Fantasy needs to break out of it's stifling chimneys and see influences from other genres, other convention sets and other ways of doing things. Endlessly retreading in the footsteps of Tolkien, or Howard, or whatever is tired.

Anyway, I'm a little surprised to see you mentioning the filmography of Eberron as too disparate for your tastes; the stuff I read on this blog is certainly ecclectic in inspiration and tone. What exactly about combining The Maltese Falcon or Casablanca with Raiders of the Lost Ark and Brotherhood of the Wolf doesn't work for you?

Trey said...

Hey Joshua, thanks for the cogent response. Sounds like we agree totally that new vistas for fantasy is a good thing.

Before tackling Eberron directly, I would say I see several of your examples differently--for example, other than having a plot stolen from Yojimbo (which was, recall, an attempt by Kurosawa to translate a Western to his cultural idiom) what are the samurai aspects of Fist Full of Dollars?

I think my last paragraph says it wasn’t too disparate a filmography for my tastes (I like all of those films), but that it isn’t explained how they work here in any way. My problem with Eberron is that it tells rather than shows. It’s a neat fantasy world with some cool elements that wants me to take it as a genre blend--but it doesn’t show me that. I can’t get from the book how those films are meant to inform my game. Is it merely plot-wise, thematic elements, visuals, what? Ok, ok, its “pulp”--but pulp isn’t a genre. Hard-boiled detectives aren’t Doc Savage, and neither of them are Solomon Kane. Give me some guidance, Eberron book, on making the things you think are cool about those disparate films come alive in my game!

Joshua said...

Ah, that makes a lot of sense.
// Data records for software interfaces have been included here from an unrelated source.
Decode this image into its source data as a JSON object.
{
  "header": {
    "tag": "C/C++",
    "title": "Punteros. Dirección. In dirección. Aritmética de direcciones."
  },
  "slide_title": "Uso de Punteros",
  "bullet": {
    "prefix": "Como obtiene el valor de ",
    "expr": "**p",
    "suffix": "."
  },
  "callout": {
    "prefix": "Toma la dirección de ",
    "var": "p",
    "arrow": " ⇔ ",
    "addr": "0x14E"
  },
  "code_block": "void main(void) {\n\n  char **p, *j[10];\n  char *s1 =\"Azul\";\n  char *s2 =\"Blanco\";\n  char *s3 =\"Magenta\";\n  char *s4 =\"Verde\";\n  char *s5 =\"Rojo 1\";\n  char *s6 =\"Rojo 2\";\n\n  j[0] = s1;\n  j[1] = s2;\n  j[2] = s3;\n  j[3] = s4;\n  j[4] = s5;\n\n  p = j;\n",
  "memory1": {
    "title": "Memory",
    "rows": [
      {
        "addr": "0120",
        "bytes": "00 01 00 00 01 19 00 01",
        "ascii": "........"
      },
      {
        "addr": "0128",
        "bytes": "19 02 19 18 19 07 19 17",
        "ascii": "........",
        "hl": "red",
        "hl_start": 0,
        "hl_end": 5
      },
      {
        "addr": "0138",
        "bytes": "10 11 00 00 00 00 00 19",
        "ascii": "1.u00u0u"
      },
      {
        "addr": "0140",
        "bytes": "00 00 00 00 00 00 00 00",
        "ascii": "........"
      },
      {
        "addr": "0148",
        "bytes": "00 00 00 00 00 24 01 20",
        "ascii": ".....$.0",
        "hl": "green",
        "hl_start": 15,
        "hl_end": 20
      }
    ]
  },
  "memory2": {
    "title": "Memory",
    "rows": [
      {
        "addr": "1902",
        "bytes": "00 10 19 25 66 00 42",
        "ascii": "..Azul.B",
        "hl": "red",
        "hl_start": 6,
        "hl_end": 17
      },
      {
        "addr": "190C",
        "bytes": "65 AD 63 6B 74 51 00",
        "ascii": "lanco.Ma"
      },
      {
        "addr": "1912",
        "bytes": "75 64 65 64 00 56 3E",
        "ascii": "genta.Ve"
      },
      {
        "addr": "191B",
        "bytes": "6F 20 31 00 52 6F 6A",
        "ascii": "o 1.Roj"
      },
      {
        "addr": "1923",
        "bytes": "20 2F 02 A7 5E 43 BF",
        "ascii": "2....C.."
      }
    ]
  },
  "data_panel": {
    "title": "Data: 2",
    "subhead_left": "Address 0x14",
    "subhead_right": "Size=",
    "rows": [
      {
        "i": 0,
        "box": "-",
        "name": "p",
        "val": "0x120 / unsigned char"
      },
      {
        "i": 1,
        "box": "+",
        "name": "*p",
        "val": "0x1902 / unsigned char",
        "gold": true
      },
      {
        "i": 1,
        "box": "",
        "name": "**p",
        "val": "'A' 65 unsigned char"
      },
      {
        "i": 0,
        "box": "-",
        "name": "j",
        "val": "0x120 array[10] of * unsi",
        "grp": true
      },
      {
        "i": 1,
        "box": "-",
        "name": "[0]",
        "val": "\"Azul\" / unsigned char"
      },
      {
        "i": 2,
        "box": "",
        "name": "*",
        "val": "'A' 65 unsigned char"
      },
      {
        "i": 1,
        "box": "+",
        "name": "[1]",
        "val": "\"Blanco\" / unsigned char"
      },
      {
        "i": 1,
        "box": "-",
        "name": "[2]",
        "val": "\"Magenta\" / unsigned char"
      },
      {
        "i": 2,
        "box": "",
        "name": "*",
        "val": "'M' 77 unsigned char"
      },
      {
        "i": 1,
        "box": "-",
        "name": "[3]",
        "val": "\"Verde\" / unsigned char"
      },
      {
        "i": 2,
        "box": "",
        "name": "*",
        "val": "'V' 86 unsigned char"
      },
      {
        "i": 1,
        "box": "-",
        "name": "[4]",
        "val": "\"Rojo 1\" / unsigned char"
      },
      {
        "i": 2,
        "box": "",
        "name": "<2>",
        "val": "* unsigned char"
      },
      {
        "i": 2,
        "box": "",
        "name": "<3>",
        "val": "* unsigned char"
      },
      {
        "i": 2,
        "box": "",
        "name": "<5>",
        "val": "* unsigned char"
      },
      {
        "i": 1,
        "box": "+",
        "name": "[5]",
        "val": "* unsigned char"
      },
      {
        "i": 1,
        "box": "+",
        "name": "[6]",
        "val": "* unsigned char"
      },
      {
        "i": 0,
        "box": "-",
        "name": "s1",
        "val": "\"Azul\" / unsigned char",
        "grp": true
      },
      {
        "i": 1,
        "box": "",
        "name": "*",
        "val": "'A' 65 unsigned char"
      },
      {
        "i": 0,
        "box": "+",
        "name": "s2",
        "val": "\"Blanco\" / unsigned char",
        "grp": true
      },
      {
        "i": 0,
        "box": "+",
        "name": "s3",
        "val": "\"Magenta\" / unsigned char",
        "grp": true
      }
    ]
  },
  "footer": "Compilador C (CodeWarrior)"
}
Personally, I think that maybe they're not all supposed to apply at the same time; i.e., one campaign could be Doc Savage and Indiana Jones while another could be Raymond Chandler and Dashiel Hammett while a third could be... I dunno, Name of the Rose or something. But you're right that it doesn't really tell us how those elements are meant to be used, or what exactly about them the setting creators and authors thought was emulation-worthy.

I see my own setting as a conglomeration of very disparate elements, but the elements that I cite as inspirational, I can at least see specifically *how* I think that they're inspirational. For example, if I say Robert Ludlum is an influence, I don't just mean, "go read The Holcroft Covenent or watch The Bourne Identity and you'll be all set," I mean specifically that I like the idea of urgent conspiracies with PCs that are barely one step ahead (or perhaps one step behind) shadowy conspiracies. When I say that my setting borrows from Sergio Leone, I mean specifically that rural areas are oppressed by bandits, the climate is harsh and unforgiving, and that it's a dog eat dog world where the strong prey on the weak unless someone else strong positions himself between them, etc.

In other words, I've got specific lines from the elements that I think are inspirational to coherent and concrete attributes of my setting and my games, not just vague, "hey, this is cool; watch this movie and it'll help you enjoy the game more."